Education, the knowledge society, the global market all connected through technology and cross-cultural communication skills are I am all about. I hope through this blog to both guide others and travel myself across disciplines, borders, theories, languages, and cultures in order to create connections to knowledge around the world. I teach at the University level in the areas of Business, Language, Communication, and Technology.

Sunday, January 3, 2010

Public vs. private learning

I currently am setting up my courses (three different ones) for next semester. As I do so, I need to determine the best tools for my students. One issue that has come up repeatedly each semester is how to maintain privacy laws (Family Education Privacy Act), but allow access to learning in a public manner.

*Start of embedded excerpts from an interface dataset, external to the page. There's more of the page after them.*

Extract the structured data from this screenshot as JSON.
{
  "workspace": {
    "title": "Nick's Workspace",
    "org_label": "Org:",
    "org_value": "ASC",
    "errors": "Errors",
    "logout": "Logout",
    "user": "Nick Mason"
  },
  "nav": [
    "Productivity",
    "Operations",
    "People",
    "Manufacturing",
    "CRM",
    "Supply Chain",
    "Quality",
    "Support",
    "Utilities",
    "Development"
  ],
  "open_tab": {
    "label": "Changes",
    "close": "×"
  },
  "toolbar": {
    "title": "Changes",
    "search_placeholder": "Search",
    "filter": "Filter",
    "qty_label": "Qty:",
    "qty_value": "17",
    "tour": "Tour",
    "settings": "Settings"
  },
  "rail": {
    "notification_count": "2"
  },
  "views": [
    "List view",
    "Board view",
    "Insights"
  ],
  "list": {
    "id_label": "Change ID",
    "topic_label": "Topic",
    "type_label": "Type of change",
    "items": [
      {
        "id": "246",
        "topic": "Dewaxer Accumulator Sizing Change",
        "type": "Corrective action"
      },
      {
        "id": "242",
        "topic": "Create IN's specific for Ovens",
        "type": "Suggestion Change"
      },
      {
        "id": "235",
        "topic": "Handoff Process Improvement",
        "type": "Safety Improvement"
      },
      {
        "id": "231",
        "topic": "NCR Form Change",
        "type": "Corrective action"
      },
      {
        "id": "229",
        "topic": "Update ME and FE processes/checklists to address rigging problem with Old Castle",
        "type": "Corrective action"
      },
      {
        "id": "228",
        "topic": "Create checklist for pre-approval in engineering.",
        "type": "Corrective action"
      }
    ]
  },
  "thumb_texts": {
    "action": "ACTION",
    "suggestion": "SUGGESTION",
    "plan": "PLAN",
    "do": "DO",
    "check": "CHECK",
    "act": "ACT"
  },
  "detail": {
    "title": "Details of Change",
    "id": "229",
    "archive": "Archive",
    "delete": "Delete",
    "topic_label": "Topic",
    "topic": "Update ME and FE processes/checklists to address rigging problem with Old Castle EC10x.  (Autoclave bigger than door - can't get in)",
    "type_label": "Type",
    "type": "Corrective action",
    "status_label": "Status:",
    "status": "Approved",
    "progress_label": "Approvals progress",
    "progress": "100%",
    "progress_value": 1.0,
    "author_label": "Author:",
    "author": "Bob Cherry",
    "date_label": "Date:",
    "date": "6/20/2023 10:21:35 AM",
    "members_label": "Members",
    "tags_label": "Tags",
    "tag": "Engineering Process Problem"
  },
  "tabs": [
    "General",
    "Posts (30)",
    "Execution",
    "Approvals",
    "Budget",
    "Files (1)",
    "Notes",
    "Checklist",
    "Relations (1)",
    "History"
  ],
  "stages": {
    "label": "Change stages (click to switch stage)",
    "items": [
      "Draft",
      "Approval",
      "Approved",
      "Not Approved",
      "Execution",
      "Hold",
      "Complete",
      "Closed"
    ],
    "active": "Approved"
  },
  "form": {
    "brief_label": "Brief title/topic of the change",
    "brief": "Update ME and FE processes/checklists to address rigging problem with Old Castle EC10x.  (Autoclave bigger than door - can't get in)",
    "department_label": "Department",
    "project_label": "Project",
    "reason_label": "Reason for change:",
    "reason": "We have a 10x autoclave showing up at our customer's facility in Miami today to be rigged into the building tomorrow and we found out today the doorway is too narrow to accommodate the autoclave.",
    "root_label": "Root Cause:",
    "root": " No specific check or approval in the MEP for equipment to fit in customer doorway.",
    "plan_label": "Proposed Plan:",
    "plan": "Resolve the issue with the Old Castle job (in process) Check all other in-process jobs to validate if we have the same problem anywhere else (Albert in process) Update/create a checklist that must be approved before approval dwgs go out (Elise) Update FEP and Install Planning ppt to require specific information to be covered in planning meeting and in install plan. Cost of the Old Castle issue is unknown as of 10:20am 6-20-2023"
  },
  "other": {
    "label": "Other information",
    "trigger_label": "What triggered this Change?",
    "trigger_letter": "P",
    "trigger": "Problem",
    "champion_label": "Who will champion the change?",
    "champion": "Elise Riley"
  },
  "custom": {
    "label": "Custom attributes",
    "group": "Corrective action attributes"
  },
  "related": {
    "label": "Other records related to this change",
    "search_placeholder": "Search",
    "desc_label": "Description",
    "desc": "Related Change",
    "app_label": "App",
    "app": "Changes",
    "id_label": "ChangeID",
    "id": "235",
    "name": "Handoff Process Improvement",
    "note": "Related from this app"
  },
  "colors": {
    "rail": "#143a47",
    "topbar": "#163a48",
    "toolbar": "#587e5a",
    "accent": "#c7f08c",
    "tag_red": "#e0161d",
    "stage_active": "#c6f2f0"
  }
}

FERPA laws require that I have tools that students are either guaranteed anonymity when they use the tool (school based secure tools) or are given the choice of how much information they reveal about themselves, including the option of not participating in a "public" forum. This leads to a number of restrictions when deciding on which tools to use and how to use them.

Last semester I used Ning. In many ways, this is a great tool for public discussions. Even the private emails and the use of the approval function for video uploads allowed for a certain amount of privacy. However, I still did not trust Ning's privacy controls enough to upload grades or receive individual assignments. As a result, this semester I decided to use Blackboard's grading and assignment features. In designing the new course, however, I remembered why I don't like Blackboard. The assignment and grade features are very time consuming and cumbersome to set up. As I've mentioned before, I miss the ease of Prometheus, which was bought by WebCT, but whose features seemed to be discarded.

I have yet to find an easy syllabus program that fit the ease of Prometheus's. I could set up a course in a day, using the Prometheus template. I know it will take about 2-3 days per course to set up the courses on Blackboard. In addition, I want to still use the Ning and a Wiki for the interschool projects I am designing for two of the three courses I'm teaching.

All of these have made be wonder about the importance of having both public and private learning spaces. I use Private learning spaces to help motivate my students to take chances, fail, and learn from their mistakes. I use public learning spaces to help students feel a sense of responsibility for their own and others learning, help create synergy in learning, and create a sense of community in learning (rather than learning being something that is done in isolation).

So what are the differences in private and public learning spaces? How can we work with administrators to create both? How do we balance security issues with sharing of knowledge and community building?


Cathy Garland said...

You may want to take a look at Edvance360 (formerly Scholar360) LMS-SN. It combines all the course tools of a Course Management System, the relational-learning tools of a Learning Management System, and the Web 2.0/social networking tools needed to facilitate collaboration. From what you have written, it may be exactly what you need.

V Yonkers said...

Thanks. I'll look into it. Have you ever used it? Are there any "bugs" in it?